_Your task_
Only an exact retyping of all the entries counts as an answer.

(Element data from apps and pages)
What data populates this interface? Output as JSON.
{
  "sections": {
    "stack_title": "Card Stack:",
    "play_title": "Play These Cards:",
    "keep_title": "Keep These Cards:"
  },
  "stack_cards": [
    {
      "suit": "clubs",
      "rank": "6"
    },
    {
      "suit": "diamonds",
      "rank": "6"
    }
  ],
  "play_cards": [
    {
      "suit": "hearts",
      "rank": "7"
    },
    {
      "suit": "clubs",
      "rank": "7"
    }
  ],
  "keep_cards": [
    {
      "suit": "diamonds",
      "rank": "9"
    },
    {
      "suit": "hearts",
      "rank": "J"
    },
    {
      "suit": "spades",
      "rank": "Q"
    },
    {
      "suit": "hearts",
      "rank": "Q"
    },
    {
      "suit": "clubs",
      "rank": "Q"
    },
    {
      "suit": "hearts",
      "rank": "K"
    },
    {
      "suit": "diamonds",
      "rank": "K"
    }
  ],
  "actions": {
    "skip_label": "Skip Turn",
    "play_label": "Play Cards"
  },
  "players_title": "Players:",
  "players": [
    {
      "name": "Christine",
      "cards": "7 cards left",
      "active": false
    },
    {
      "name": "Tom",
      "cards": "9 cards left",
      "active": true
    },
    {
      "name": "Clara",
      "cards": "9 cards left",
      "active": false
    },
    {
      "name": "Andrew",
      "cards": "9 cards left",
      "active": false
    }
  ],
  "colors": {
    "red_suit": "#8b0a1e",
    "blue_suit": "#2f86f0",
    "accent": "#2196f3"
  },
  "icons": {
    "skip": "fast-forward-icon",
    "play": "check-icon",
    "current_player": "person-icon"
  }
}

_Solution to this problem_
What data populates this interface? Output as JSON.
{
  "sections": {
    "stack_title": "Card Stack:",
    "play_title": "Play These Cards:",
    "keep_title": "Keep These Cards:"
  },
  "stack_cards": [
    {
      "suit": "clubs",
      "rank": "6"
    },
    {
      "suit": "diamonds",
      "rank": "6"
    }
  ],
  "play_cards": [
    {
      "suit": "hearts",
      "rank": "7"
    },
    {
      "suit": "clubs",
      "rank": "7"
    }
  ],
  "keep_cards": [
    {
      "suit": "diamonds",
      "rank": "9"
    },
    {
      "suit": "hearts",
      "rank": "J"
    },
    {
      "suit": "spades",
      "rank": "Q"
    },
    {
      "suit": "hearts",
      "rank": "Q"
    },
    {
      "suit": "clubs",
      "rank": "Q"
    },
    {
      "suit": "hearts",
      "rank": "K"
    },
    {
      "suit": "diamonds",
      "rank": "K"
    }
  ],
  "actions": {
    "skip_label": "Skip Turn",
    "play_label": "Play Cards"
  },
  "players_title": "Players:",
  "players": [
    {
      "name": "Christine",
      "cards": "7 cards left",
      "active": false
    },
    {
      "name": "Tom",
      "cards": "9 cards left",
      "active": true
    },
    {
      "name": "Clara",
      "cards": "9 cards left",
      "active": false
    },
    {
      "name": "Andrew",
      "cards": "9 cards left",
      "active": false
    }
  ],
  "colors": {
    "red_suit": "#8b0a1e",
    "blue_suit": "#2f86f0",
    "accent": "#2196f3"
  },
  "icons": {
    "skip": "fast-forward-icon",
    "play": "check-icon",
    "current_player": "person-icon"
  }
}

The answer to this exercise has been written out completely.